Dear friend, you are faithful in what you are doing for the brothers, even though they are strangers to you. ..We ought therefore to show hospitality to such men so that we may work together for the truth” – 3 John 1:5,8
Fifteen years ago I began to focus in my writings on an alternative model for third world economic development. This continued after my first visit to Singapore where I further understood the Rt. Excellent Errol Walton Barrow’s concept “Barbados – the Singapore of the Caribbean”. Since then many Caribbean countries have adopted Singapore’s success as their international benchmark.
Almost 10 years ago I had an opportunity to work as a consultant with the Caribbean Development Bank and developed the Caribbean Business Enterprise Initiative which was an innovative strategy to create “sunrise” industries to replace the fading “sunset” industries, like commodity sugar and bananas. The Caribbean Business Enterprise Trust Inc. (CBET) was established as a private sector managed entity outside of the CDB to implement the CBEI concepts. CBET has evolved over the last six and a half years into the CBET Shepherding model which integrates the idea, business systems and money in an amalgam which, if shepherded, will lead to sustainable business success.
In 2007 I had the privilege of working with the Indigenous Services division of Invest Barbados which has provided further insight into the constraints that inhibit entrepreneurship development in the Caribbean and has shed light on the possible solutions that may be developed. It was this latest association that exposed me to the creative industries to the extent that my vocabulary now includes phrases such as “unleashing creative and humanitarian energy” and “penetrating social space”.
One of the professional relationships that has developed is with Annalee Davis, a multidimensional Barbadian contemporary artist who is renowned worldwide. Her company’s Mission is “To be a Leading Cultural Producer and Exporter of Diverse Contemporary Art, Craft and Film to Multi-dimensional Markets in the World”.
She produces films, contemporary art and home furnishings. One of her recent projects is a 32 minute documentary film entitled “On the Map”. The film is an intervention into the Caribbean region’s current integration initiative and examines the very much debated topic of migration and the accompanying complex issues.
This film is fantastic. It is filmed primarily in Trinidad, Guyana and Barbados, beautifully choreographed, displays a touch of literary class and excellently portrays the rich amalgam of mainly imported Caribbean cultures. It recognises the current CSM(E) “freedom of movement” thrust and interposes the lack of “freedom of movement” contrast in dramatic fashion. One striking observation in the film is that in our colonial past “freedom of movement” between the countries in the Caribbean was absolute. Where we fought to release the shackles of colonialism, we succeeded. In the new dispensation, we are now constrained by draconian immigration and customs laws inspired by a myopic and selfish focus. The constitutional evolution that is CSM(E) now requires us to dismantle these laws so that we can enjoy the freedom of movement status we had during colonialism. Where there is no vision, the people perish.

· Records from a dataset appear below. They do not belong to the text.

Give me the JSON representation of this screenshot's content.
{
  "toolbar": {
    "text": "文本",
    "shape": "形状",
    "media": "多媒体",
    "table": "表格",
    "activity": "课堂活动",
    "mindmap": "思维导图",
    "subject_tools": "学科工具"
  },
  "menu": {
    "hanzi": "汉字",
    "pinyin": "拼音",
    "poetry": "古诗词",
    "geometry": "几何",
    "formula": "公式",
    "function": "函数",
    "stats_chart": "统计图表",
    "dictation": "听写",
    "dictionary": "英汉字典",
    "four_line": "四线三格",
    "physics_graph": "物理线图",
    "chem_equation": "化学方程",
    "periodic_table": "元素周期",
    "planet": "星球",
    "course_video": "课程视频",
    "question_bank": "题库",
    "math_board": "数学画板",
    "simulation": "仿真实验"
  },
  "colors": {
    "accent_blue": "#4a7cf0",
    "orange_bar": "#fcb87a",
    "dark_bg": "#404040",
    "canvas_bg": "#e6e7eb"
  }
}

The film “On The Map” should be required viewing for every Caribbean citizen or resident; the message induces a bottom up approach to the immigration issue and introduces more stability into the system of change. CSM(E) has many elements of a top down approach which is fine and dandy if the populace is ready for it. In my opinion, widespread and repeated viewing of “On The Map” and possible film sequels would lay a sound foundation on which freedom of movement can be restored. Then we would have come full circle.
In the meantime agreements will continue to be made at Heads of Government level but alas they may not be honoured, at the national level, if another decision is more politically expedient at the time. The Single Market concept has developed over the years but there are some mindsets among those with immigration and customs responsibilities which have stymied its full implementation.

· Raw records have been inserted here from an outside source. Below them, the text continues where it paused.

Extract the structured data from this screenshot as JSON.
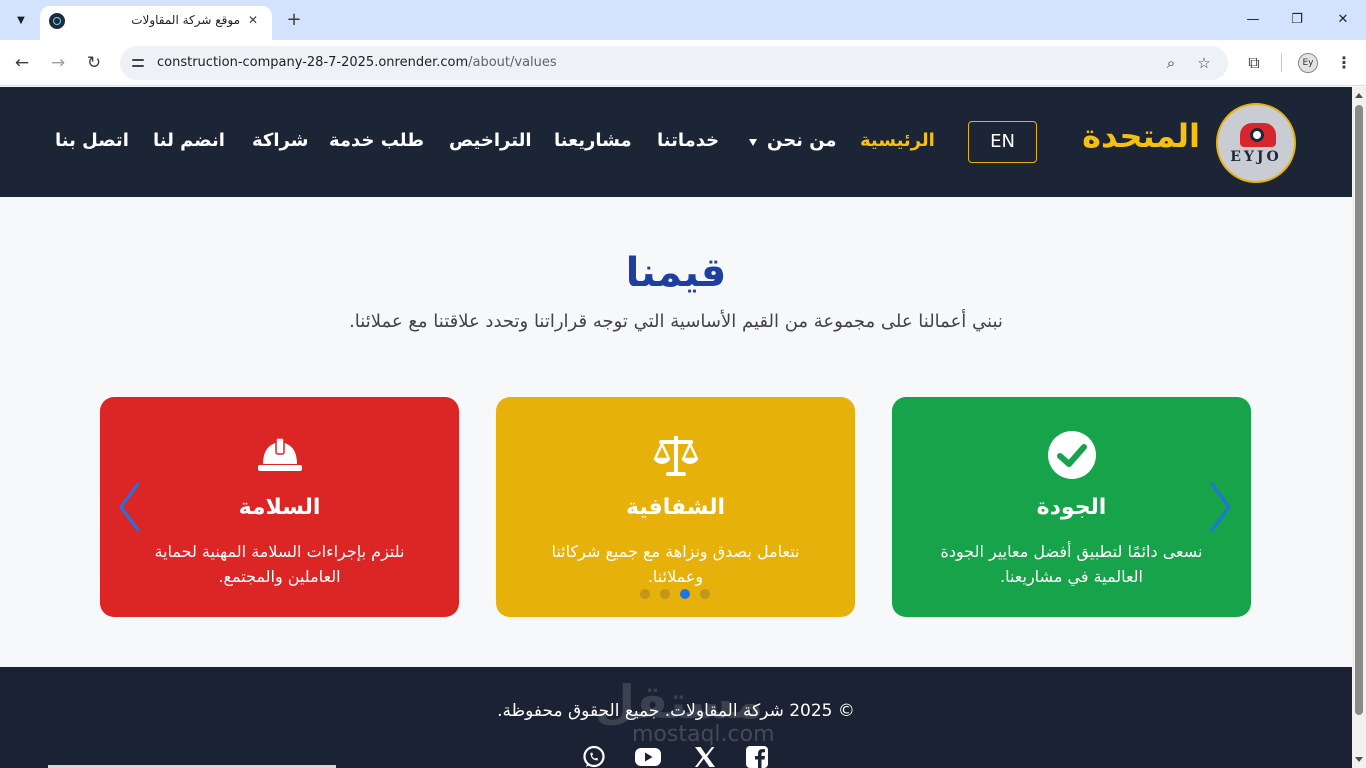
{
  "browser": {
    "tab_title": "موقع شركة المقاولات",
    "tab_close": "✕",
    "new_tab": "+",
    "url_host": "construction-company-28-7-2025.onrender.com",
    "url_path": "/about/values",
    "profile_initials": "Ey",
    "window_controls": {
      "minimize": "—",
      "restore": "❐",
      "close": "✕"
    }
  },
  "site": {
    "logo_text": "EYJO",
    "brand_name": "المتحدة",
    "lang_button": "EN",
    "nav": {
      "home": "الرئيسية",
      "about": "من نحن",
      "services": "خدماتنا",
      "projects": "مشاريعنا",
      "licenses": "التراخيص",
      "service_request": "طلب خدمة",
      "partnership": "شراكة",
      "join_us": "انضم لنا",
      "contact_us": "اتصل بنا"
    }
  },
  "values_section": {
    "title": "قيمنا",
    "subtitle": "نبني أعمالنا على مجموعة من القيم الأساسية التي توجه قراراتنا وتحدد علاقتنا مع عملائنا.",
    "cards": [
      {
        "icon": "check-circle-icon",
        "color": "#16a34a",
        "title": "الجودة",
        "text": "نسعى دائمًا لتطبيق أفضل معايير الجودة العالمية في مشاريعنا."
      },
      {
        "icon": "scales-icon",
        "color": "#e6b10a",
        "title": "الشفافية",
        "text": "نتعامل بصدق ونزاهة مع جميع شركائنا وعملائنا."
      },
      {
        "icon": "hard-hat-icon",
        "color": "#dc2626",
        "title": "السلامة",
        "text": "نلتزم بإجراءات السلامة المهنية لحماية العاملين والمجتمع."
      }
    ],
    "carousel": {
      "dot_count": 4,
      "active_dot": 2
    }
  },
  "footer": {
    "copyright": "© 2025 شركة المقاولات. جميع الحقوق محفوظة.",
    "social_icons": [
      "whatsapp-icon",
      "youtube-icon",
      "x-icon",
      "facebook-icon"
    ]
  },
  "watermark": {
    "text": "مستقل",
    "url": "mostaql.com"
  },
  "colors": {
    "header_bg": "#1c2536",
    "accent": "#f5bf13",
    "title_blue": "#1f3f9e",
    "arrow_blue": "#1e74e6"
  }
}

The Single Economy? Well let us wait and see who will wave the magic wand. In my opinion, the Single Economy cannot be successfully implemented until there is a supra-national body in place. Examples of this are the Commission, in the case of the European Union and the Federal Government, in the case of the USA. Which Caribbean Government is going to give up part of its sovereignty to a supra-national body? I think none, hence my subdued rational expectation of the future of the Single Economy.

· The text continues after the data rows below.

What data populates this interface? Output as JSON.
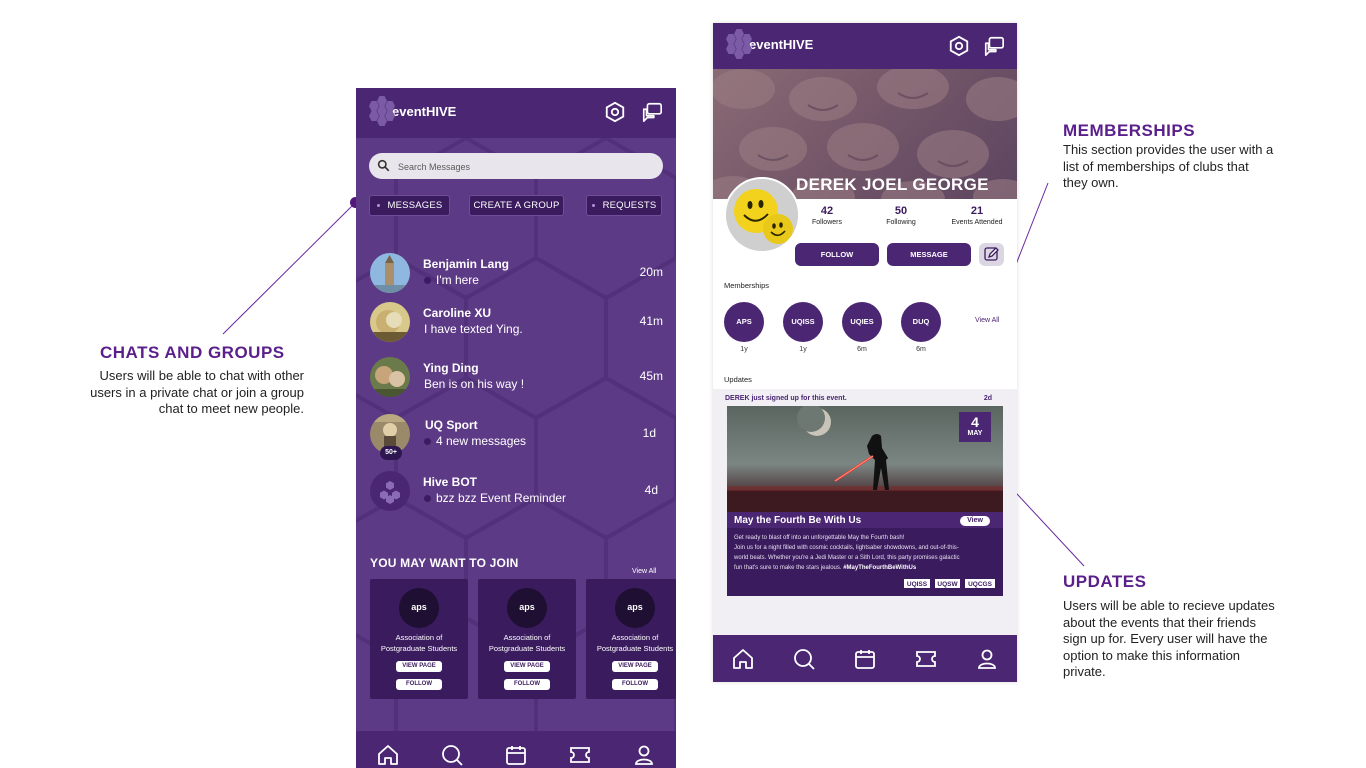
{
  "annotations": {
    "chats": {
      "title": "CHATS AND GROUPS",
      "lines": [
        "Users will be able to chat with other",
        "users in a private chat or join a group",
        "chat to meet new people."
      ]
    },
    "memberships": {
      "title": "MEMBERSHIPS",
      "lines": [
        "This section provides the user with a",
        "list of memberships of clubs that",
        "they own."
      ]
    },
    "updates": {
      "title": "UPDATES",
      "lines": [
        "Users will be able to recieve updates",
        "about the events that their friends",
        "sign up for. Every user will have the",
        "option to make this information",
        "private."
      ]
    }
  },
  "app": {
    "name": "eventHIVE"
  },
  "messages_screen": {
    "search_placeholder": "Search Messages",
    "tabs": [
      "MESSAGES",
      "CREATE A GROUP",
      "REQUESTS"
    ],
    "chats": [
      {
        "name": "Benjamin Lang",
        "message": "I'm here",
        "time": "20m",
        "unread_dot": true
      },
      {
        "name": "Caroline XU",
        "message": "I have texted Ying.",
        "time": "41m",
        "unread_dot": false
      },
      {
        "name": "Ying Ding",
        "message": "Ben is on his way !",
        "time": "45m",
        "unread_dot": false
      },
      {
        "name": "UQ Sport",
        "message": "4 new messages",
        "time": "1d",
        "unread_dot": true,
        "badge": "50+"
      },
      {
        "name": "Hive BOT",
        "message": "bzz bzz Event Reminder",
        "time": "4d",
        "unread_dot": true
      }
    ],
    "join_title": "YOU MAY WANT TO JOIN",
    "view_all": "View All",
    "groups": [
      {
        "logo": "aps",
        "name_line1": "Association of",
        "name_line2": "Postgraduate Students",
        "view_page": "VIEW PAGE",
        "follow": "FOLLOW"
      },
      {
        "logo": "aps",
        "name_line1": "Association of",
        "name_line2": "Postgraduate Students",
        "view_page": "VIEW PAGE",
        "follow": "FOLLOW"
      },
      {
        "logo": "aps",
        "name_line1": "Association of",
        "name_line2": "Postgraduate Students",
        "view_page": "VIEW PAGE",
        "follow": "FOLLOW"
      }
    ]
  },
  "profile_screen": {
    "name": "DEREK JOEL GEORGE",
    "stats": [
      {
        "value": "42",
        "label": "Followers"
      },
      {
        "value": "50",
        "label": "Following"
      },
      {
        "value": "21",
        "label": "Events Attended"
      }
    ],
    "follow": "FOLLOW",
    "message": "MESSAGE",
    "memberships_label": "Memberships",
    "memberships": [
      {
        "code": "APS",
        "age": "1y"
      },
      {
        "code": "UQISS",
        "age": "1y"
      },
      {
        "code": "UQIES",
        "age": "6m"
      },
      {
        "code": "DUQ",
        "age": "6m"
      }
    ],
    "view_all": "View All",
    "updates_label": "Updates",
    "update": {
      "headline": "DEREK just signed up for this event.",
      "time": "2d",
      "date_day": "4",
      "date_month": "MAY",
      "event_title": "May the Fourth Be With Us",
      "view": "View",
      "desc_1": "Get ready to blast off into an unforgettable May the Fourth bash!",
      "desc_2": "Join us for a night filled with cosmic cocktails, lightsaber showdowns, and out-of-this-",
      "desc_3": "world beats. Whether you're a Jedi Master or a Sith Lord, this party promises galactic",
      "desc_4": "fun that's sure to make the stars jealous.",
      "hashtag": "#MayTheFourthBeWithUs",
      "tags": [
        "UQISS",
        "UQSW",
        "UQCGS"
      ]
    }
  },
  "colors": {
    "primary": "#4a2673",
    "accent": "#5a1f8a",
    "panel": "#5d3a86"
  },
  "nav_icons": [
    "home-icon",
    "search-icon",
    "calendar-icon",
    "ticket-icon",
    "profile-icon"
  ]
}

In the meantime, the Single Market movement should foster as much trade as we can between Caribbean countries, particularly in agriculture (the genesis of our food supply) where the extra-regional food import bill is so horrendous and likely to rise because of the impact of the price of oil on the transportation system.
There is also the opportunity to export Caribbean exotics initially to neighbouring countries but ultimately farther afield. The efforts of CSM(E) should be focused on getting the individual countries up to speed to show hospitality to such men so that we may work together for the truth and then and only then will the collective impact redound to benefit of Caribbean integration.